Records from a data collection

Segment Open

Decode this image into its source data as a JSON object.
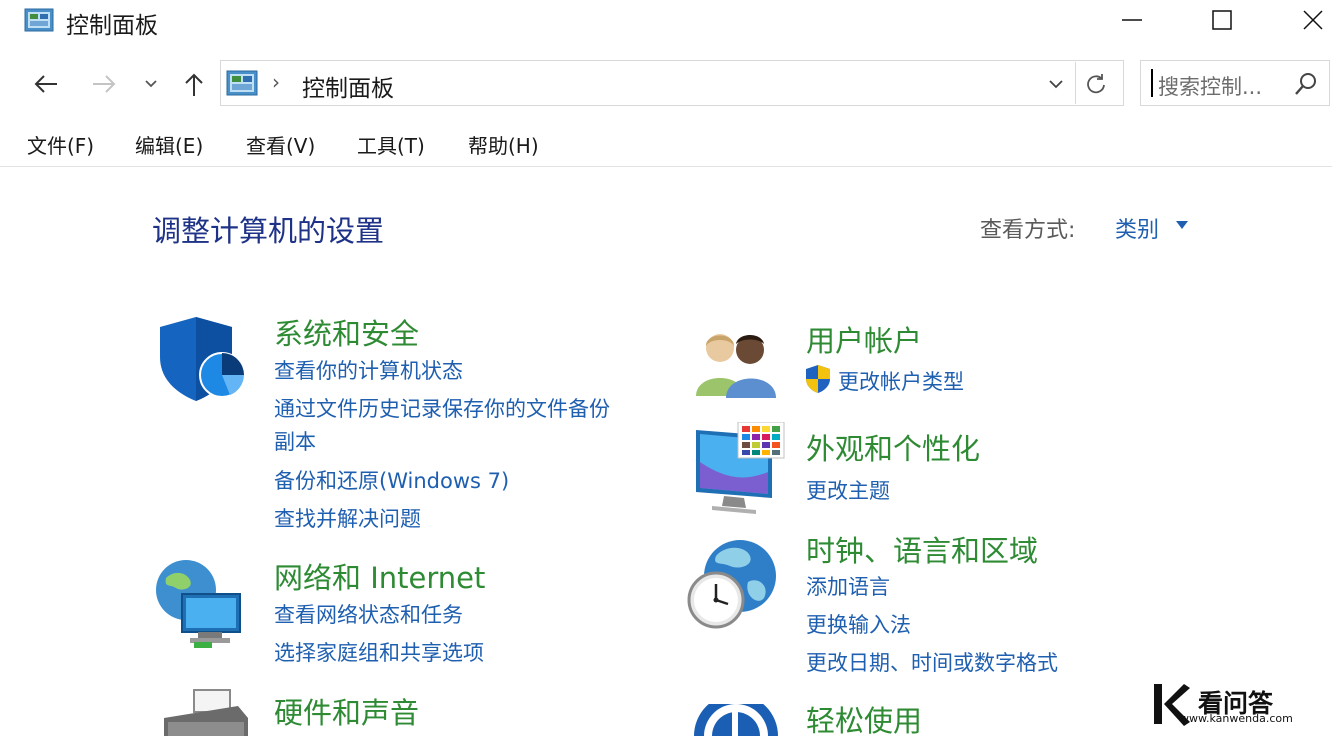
{
  "window": {
    "title": "控制面板"
  },
  "nav": {
    "breadcrumb": "控制面板",
    "search_placeholder": "搜索控制..."
  },
  "menu": [
    "文件(F)",
    "编辑(E)",
    "查看(V)",
    "工具(T)",
    "帮助(H)"
  ],
  "main": {
    "title": "调整计算机的设置",
    "view_label": "查看方式:",
    "view_value": "类别"
  },
  "categories": {
    "system": {
      "title": "系统和安全",
      "links": [
        "查看你的计算机状态",
        "通过文件历史记录保存你的文件备份",
        "副本",
        "备份和还原(Windows 7)",
        "查找并解决问题"
      ]
    },
    "network": {
      "title": "网络和 Internet",
      "links": [
        "查看网络状态和任务",
        "选择家庭组和共享选项"
      ]
    },
    "hardware": {
      "title": "硬件和声音"
    },
    "users": {
      "title": "用户帐户",
      "links": [
        "更改帐户类型"
      ]
    },
    "appearance": {
      "title": "外观和个性化",
      "links": [
        "更改主题"
      ]
    },
    "clock": {
      "title": "时钟、语言和区域",
      "links": [
        "添加语言",
        "更换输入法",
        "更改日期、时间或数字格式"
      ]
    },
    "ease": {
      "title": "轻松使用"
    }
  },
  "watermark": {
    "name": "看问答",
    "url": "www.kanwenda.com"
  },
  "colors": {
    "category_title": "#2e8b34",
    "link": "#1f5fb0",
    "page_title": "#1e3287"
  }
}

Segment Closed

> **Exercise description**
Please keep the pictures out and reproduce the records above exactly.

> **Your solution**
Decode this image into its source data as a JSON object.
{
  "window": {
    "title": "控制面板"
  },
  "nav": {
    "breadcrumb": "控制面板",
    "search_placeholder": "搜索控制..."
  },
  "menu": [
    "文件(F)",
    "编辑(E)",
    "查看(V)",
    "工具(T)",
    "帮助(H)"
  ],
  "main": {
    "title": "调整计算机的设置",
    "view_label": "查看方式:",
    "view_value": "类别"
  },
  "categories": {
    "system": {
      "title": "系统和安全",
      "links": [
        "查看你的计算机状态",
        "通过文件历史记录保存你的文件备份",
        "副本",
        "备份和还原(Windows 7)",
        "查找并解决问题"
      ]
    },
    "network": {
      "title": "网络和 Internet",
      "links": [
        "查看网络状态和任务",
        "选择家庭组和共享选项"
      ]
    },
    "hardware": {
      "title": "硬件和声音"
    },
    "users": {
      "title": "用户帐户",
      "links": [
        "更改帐户类型"
      ]
    },
    "appearance": {
      "title": "外观和个性化",
      "links": [
        "更改主题"
      ]
    },
    "clock": {
      "title": "时钟、语言和区域",
      "links": [
        "添加语言",
        "更换输入法",
        "更改日期、时间或数字格式"
      ]
    },
    "ease": {
      "title": "轻松使用"
    }
  },
  "watermark": {
    "name": "看问答",
    "url": "www.kanwenda.com"
  },
  "colors": {
    "category_title": "#2e8b34",
    "link": "#1f5fb0",
    "page_title": "#1e3287"
  }
}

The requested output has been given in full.